| Problem details |
Search the entries below for the string "this" and copy the lines that hold it.

| Materials provided |
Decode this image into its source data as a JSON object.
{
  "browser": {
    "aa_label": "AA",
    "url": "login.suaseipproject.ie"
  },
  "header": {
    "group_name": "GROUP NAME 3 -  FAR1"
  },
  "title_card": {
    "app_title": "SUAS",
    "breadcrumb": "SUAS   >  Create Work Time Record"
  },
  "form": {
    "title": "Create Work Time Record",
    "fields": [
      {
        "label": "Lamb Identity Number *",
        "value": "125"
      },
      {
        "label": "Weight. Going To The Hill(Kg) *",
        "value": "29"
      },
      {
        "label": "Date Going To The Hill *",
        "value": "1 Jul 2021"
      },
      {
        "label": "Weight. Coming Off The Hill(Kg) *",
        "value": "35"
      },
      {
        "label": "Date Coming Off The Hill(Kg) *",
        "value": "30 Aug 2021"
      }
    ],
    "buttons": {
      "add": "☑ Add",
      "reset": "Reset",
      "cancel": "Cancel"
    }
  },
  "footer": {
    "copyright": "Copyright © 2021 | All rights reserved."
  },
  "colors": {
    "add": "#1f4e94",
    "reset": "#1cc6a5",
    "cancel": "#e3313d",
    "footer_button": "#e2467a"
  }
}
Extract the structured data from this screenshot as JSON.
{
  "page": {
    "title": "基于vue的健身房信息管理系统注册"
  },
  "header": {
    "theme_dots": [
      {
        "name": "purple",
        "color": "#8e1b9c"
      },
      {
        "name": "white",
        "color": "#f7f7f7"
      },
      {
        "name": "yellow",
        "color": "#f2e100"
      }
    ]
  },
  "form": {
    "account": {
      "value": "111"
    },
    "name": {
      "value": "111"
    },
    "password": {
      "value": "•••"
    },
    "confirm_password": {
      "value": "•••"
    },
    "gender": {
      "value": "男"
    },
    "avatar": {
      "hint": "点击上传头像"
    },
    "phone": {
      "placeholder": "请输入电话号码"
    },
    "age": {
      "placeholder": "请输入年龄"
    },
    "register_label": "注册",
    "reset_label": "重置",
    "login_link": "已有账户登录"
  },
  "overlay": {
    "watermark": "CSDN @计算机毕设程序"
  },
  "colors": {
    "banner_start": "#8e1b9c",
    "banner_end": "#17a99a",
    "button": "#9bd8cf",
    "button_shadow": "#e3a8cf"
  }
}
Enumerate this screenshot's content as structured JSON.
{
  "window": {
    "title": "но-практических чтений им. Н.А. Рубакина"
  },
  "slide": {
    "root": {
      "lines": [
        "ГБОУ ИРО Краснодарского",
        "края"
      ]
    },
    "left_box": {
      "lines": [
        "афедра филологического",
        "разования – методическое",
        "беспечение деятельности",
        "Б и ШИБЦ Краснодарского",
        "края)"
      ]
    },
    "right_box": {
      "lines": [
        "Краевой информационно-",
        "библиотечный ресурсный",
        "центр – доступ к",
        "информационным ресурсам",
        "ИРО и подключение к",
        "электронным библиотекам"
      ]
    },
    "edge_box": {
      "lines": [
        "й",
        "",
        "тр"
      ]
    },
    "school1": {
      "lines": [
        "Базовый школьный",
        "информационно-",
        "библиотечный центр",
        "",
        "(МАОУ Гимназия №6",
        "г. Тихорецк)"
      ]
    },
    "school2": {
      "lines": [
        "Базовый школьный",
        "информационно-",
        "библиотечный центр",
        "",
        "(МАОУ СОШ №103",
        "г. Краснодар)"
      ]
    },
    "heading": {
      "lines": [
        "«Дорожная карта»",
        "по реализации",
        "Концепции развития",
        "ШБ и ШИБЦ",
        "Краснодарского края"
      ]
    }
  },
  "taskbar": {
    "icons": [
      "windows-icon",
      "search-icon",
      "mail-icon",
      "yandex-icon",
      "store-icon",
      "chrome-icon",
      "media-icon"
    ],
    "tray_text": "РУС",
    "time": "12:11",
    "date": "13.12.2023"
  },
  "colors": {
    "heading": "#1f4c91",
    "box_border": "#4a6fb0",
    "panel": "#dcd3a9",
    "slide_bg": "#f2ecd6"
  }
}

| Output below |
Decode this image into its source data as a JSON object.
Extract the structured data from this screenshot as JSON.
Enumerate this screenshot's content as structured JSON.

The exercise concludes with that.